Payday Loan Limits May Cut Abuse but Leave Some Borrowers Searching

By : | 0 Comments | On : November 20, 2020 | Category : title advance loans

CANTON, Ohio — This town of 73,000 is renowned for some things — the Pro Football Hall of Fame, the presidential collection of William McKinley, a downtown that is lively scene.

However in banking groups, this has gained an even more reputation that is distinct Canton is a nexus of this payday financing industry, in which those who have difficulty making ends fulfill in one paycheck into the next sign up for high-interest loans from specialty loan providers.

On 30th Street, a half-dozen payday lending outlets surround a popular shopping mall, as well as lunchtime they draw a stable audience of customers. During the Advance America store, Martin Munn stopped in recently together with daughter that is young to their biweekly banking: Nearly every payday, he cashes their check, takes care of their final loan in complete and removes a unique one against their next paycheck. The total amount he borrows differs, however it is typically around $500, which is why he will pay a cost of $73 — a 380 % yearly interest.

The girl whom manages the shop, Tanya Alazaus, greeted Mr. Munn with a grin. The store seems like a bank that is small, with clerks waiting behind counters to deal with deals and talk to their regulars. Mrs. Alazaus views by by by herself as a family merchant that is local.

But regulators that are federal her and organizations like Advance America quite differently: included in a predatory industry that is ripe for reform and a crackdown.

The buyer Financial Protection Bureau, the watchdog agency put up after the past financial meltdown, is poised to look at strict brand brand new nationwide guidelines which will curtail lending that is payday. These will limit the true amount of loans that may be consumed quick succession and certainly will force businesses like Advance America to test that their borrowers have actually the methods to repay them.

But lenders like Mrs. Alazaus — as well as some customer advocates whom prefer stronger legislation — are grappling utilizing the uncomfortable concern of what’s going to occur to clients like Mr. Munn in cases where a monetary lifeline that they depend on is cut down.

“My clients look ahead to being able to walk in here with their needs that are short-term” Mrs. Alazaus stated. “They would prefer to make use of us than things such as charge cards, and most don’t even are able to make use of those.”
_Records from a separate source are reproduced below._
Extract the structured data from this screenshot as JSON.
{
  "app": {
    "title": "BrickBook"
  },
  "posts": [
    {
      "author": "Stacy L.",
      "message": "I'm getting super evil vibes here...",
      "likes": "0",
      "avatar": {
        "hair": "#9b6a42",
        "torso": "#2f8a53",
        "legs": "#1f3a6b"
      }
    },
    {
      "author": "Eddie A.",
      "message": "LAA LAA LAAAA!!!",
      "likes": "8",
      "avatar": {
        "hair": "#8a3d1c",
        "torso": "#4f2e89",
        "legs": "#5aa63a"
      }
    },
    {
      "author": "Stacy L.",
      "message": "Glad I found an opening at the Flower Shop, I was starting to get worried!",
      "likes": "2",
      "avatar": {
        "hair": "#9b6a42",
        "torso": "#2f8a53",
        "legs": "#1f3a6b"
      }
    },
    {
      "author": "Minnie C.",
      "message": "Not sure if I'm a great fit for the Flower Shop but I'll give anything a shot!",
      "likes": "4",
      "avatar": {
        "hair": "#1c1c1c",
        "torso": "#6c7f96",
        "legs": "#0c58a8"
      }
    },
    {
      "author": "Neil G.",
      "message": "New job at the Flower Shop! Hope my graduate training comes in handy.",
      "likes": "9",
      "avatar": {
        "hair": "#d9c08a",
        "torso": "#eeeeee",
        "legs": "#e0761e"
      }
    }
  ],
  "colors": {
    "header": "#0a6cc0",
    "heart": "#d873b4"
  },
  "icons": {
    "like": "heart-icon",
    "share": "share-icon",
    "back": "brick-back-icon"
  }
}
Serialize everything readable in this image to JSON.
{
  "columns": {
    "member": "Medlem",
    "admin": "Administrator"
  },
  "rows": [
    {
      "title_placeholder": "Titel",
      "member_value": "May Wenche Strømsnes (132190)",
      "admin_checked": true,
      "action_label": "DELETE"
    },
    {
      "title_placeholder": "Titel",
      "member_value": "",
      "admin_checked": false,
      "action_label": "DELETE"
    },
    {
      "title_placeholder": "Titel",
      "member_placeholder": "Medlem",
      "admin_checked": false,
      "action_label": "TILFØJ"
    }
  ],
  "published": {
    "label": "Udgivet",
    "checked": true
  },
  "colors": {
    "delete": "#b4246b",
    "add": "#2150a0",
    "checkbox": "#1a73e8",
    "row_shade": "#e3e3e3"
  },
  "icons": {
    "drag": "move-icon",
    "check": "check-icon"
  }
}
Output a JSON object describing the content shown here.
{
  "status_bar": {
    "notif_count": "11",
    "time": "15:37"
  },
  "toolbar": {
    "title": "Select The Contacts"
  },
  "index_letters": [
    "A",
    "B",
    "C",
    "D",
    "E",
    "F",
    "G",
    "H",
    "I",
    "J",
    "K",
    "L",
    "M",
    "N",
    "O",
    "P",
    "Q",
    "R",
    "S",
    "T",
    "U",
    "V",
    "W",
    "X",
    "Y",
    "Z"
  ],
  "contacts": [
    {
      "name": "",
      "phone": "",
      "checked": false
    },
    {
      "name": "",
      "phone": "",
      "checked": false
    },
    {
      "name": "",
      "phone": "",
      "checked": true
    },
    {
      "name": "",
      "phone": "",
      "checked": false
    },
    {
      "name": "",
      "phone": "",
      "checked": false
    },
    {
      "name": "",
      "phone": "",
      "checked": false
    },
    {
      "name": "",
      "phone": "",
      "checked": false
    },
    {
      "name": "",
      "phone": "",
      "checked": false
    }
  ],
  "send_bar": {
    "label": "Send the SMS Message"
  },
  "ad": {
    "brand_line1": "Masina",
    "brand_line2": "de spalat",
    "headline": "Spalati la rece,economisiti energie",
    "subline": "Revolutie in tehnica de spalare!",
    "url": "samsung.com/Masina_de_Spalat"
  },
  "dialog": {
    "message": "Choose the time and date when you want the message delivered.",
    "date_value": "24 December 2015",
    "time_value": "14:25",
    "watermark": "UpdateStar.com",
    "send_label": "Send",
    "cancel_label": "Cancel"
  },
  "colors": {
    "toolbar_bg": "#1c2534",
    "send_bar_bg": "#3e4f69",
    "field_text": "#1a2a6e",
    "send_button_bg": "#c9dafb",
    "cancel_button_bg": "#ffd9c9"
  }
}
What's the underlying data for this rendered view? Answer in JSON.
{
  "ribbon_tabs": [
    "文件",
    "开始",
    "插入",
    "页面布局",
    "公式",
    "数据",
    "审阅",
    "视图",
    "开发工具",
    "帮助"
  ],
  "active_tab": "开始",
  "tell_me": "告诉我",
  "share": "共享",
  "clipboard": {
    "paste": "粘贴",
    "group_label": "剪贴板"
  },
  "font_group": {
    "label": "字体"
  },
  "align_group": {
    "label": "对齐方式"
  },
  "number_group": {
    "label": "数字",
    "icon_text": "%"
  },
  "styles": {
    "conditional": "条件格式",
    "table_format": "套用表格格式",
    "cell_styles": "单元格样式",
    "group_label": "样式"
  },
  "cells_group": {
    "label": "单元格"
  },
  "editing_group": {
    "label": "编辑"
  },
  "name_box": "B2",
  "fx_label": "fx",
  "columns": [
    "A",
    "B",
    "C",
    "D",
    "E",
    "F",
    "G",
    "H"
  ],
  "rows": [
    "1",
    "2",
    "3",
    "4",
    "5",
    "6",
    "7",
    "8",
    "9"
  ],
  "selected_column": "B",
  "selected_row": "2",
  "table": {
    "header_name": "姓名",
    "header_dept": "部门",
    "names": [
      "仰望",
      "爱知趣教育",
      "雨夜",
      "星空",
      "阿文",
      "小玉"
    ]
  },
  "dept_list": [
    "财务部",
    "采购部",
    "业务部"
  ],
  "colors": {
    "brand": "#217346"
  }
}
Ohio has many associated with the highest payday that is per-capita used in the country — their state has more loan storefronts than McDonald’s outlets — therefore the prices that its loan providers cost will also be one of the greatest. In accordance with research from Pew Charitable Trusts, borrowing $300 for a fortnight typically costs $68 in Ohio, in contrast to $54 in Kentucky, $44 in Indiana or $42 in Michigan, three states that are neighboring.

At the very least 14 states have prohibited high-interest payday lending, as well as for a period, it looked as though Ohio would join them. In a 2008 referendum, voters overwhelmingly backed a law restricting interest levels.

But loan providers discovered loopholes, and their loan amount expanded: To skirt the price caps, payday loan providers register as mortgage brokers or as credit service companies, that are permitted to charge fees for finding loans for his or her clients.

Advance America runs under a credit solutions permit. It complies with Ohio’s guidelines by billing simply $5.43 in interest, compensated to a third-party bank, for a two-week loan of $500 — however it contributes to that $67.50 in costs, the majority of which it keeps.

A policy coordinator for Policy Matters Ohio, a group that has pushed for stricter rules“Because the Legislature has been unwilling to take action, it’s been a Wild West for consumers,” said Kalitha Williams.

Ohioans https://autotitleloanstore.com/title-loans-hi/ now invest $500 million a year on costs for short-term loans, up from $230 million about ten years ago, based on an analysis because of the middle for Responsible Lending, a group that is nonprofit.

A number of these borrowers end up on a way to ruin that is financial. Denise Cook-Brooks, an instructor and house medical care worker in Springfield, Ohio, calls the pay day loan she took away a long period ago “the worst error of my entire life.”

Quick on money to produce a motor automobile insurance coverage re payment, she borrowed $400, but fourteen days later on she nevertheless didn’t have adequate to spend it straight back — so she borrowed more. For nine months, she proceeded the period, incurring around $150 a thirty days in charges.

Ms. Cook-Brooks bitterly recalls the worries of her routine that is payday her luncheon break, she rushed to your bank to cash her check, then towards the loan provider to settle her current loan and sign up for a brand new one, then back again to the lender to deposit her lent cash.